EP2687636A1 *Mar 15, 2012Jan 22, 2014Hitachi Construction Machinery Co., Ltd.Fuel tank affixing structure for construction machine
Classifications
U.S. Classification123/198.00R, 29/888.01, 220/694
International ClassificationF02M99/00, B23P11/00, B65D25/20
Cooperative ClassificationF02M37/0011, Y10T29/49231, B60K15/067, F02M37/0076
European ClassificationF02M37/00D, F02M37/00T, B60K15/067
Legal Events
DateCodeEventDescription
Oct 20, 2009ASAssignment
Free format text: ASSIGNMENT OF ASSIGNORS INTEREST;ASSIGNOR:SOTIRIADES, ALEKO D.;REEL/FRAME:023394/0448
Owner name: KOHLER CO., WISCONSIN
Owner name: KOHLER CO.,WISCONSIN
Free format text: ASSIGNMENT OF ASSIGNORS INTEREST;ASSIGNOR:SOTIRIADES, ALEKO D.;US-ASSIGNMENT DATABASE UPDATED:20100422;REEL/FRAME:23394/448
Effective date: 20091020
Owner name: KOHLER CO.,WISCONSIN
Free format text: ASSIGNMENT OF ASSIGNORS INTEREST;ASSIGNOR:SOTIRIADES, ALEKO D.;REEL/FRAME:023394/0448
Effective date: 20091020
Owner name: KOHLER CO., WISCONSIN

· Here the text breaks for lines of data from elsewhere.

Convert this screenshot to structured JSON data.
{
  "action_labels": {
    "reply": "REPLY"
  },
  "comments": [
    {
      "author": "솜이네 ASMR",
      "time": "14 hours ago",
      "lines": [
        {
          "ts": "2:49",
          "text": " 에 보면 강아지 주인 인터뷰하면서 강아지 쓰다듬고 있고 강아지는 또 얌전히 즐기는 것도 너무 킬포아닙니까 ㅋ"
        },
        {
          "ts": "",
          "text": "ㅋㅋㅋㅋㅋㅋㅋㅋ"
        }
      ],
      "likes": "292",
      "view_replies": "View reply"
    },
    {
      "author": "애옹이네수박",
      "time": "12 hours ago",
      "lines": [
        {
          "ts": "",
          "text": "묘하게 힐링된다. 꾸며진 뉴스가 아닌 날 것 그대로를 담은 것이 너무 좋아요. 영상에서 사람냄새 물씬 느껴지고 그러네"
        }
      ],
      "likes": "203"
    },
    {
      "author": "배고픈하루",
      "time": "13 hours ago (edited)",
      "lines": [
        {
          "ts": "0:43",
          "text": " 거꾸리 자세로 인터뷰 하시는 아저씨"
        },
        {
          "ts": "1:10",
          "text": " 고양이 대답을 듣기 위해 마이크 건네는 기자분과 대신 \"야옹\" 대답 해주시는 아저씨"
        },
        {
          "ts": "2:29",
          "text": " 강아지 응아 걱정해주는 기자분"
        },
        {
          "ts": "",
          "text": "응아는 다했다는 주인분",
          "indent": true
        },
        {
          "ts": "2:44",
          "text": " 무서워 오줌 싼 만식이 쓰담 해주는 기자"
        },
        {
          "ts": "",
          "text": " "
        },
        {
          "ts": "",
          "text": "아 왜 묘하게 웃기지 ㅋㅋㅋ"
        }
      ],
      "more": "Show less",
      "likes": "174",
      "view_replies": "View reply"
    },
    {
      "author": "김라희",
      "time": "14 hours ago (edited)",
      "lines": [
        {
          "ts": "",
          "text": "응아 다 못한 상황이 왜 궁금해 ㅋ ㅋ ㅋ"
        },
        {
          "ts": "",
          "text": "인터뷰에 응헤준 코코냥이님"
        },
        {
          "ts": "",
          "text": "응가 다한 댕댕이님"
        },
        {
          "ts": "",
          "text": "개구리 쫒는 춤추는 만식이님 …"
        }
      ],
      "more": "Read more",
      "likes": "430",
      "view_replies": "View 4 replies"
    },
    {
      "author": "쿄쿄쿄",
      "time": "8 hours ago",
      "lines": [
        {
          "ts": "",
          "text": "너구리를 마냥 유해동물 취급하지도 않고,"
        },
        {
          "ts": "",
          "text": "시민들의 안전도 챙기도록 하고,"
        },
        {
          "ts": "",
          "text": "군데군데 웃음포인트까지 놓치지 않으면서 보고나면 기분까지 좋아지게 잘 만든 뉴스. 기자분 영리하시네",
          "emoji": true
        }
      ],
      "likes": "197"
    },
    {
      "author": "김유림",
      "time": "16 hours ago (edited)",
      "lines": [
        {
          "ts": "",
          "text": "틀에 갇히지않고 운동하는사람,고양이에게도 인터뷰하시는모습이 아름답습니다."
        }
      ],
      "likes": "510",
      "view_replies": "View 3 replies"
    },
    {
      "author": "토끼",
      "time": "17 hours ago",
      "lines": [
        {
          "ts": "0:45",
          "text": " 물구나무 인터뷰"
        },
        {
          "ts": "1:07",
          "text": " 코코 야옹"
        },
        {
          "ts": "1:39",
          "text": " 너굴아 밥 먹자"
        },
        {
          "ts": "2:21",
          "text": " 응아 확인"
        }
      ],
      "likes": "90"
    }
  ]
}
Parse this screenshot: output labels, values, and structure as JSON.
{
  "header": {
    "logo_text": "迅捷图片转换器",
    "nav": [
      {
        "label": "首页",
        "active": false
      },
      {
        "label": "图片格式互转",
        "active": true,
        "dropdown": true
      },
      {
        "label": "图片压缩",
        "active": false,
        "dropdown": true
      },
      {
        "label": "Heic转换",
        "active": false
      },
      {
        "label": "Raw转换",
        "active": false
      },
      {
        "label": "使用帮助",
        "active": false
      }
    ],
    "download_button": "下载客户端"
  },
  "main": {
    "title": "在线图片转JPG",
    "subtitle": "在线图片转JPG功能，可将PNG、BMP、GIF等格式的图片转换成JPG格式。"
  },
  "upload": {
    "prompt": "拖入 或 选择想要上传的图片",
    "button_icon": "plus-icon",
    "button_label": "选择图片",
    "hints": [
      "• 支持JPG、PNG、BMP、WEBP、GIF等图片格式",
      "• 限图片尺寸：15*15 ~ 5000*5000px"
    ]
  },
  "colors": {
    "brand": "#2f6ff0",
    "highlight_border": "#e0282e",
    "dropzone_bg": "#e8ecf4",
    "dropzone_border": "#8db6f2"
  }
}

Free format text: ASSIGNMENT OF ASSIGNORS INTEREST;ASSIGNOR:SOTIRIADES, ALEKO D.;REEL/FRAME:023394/0448
Effective date: 20091020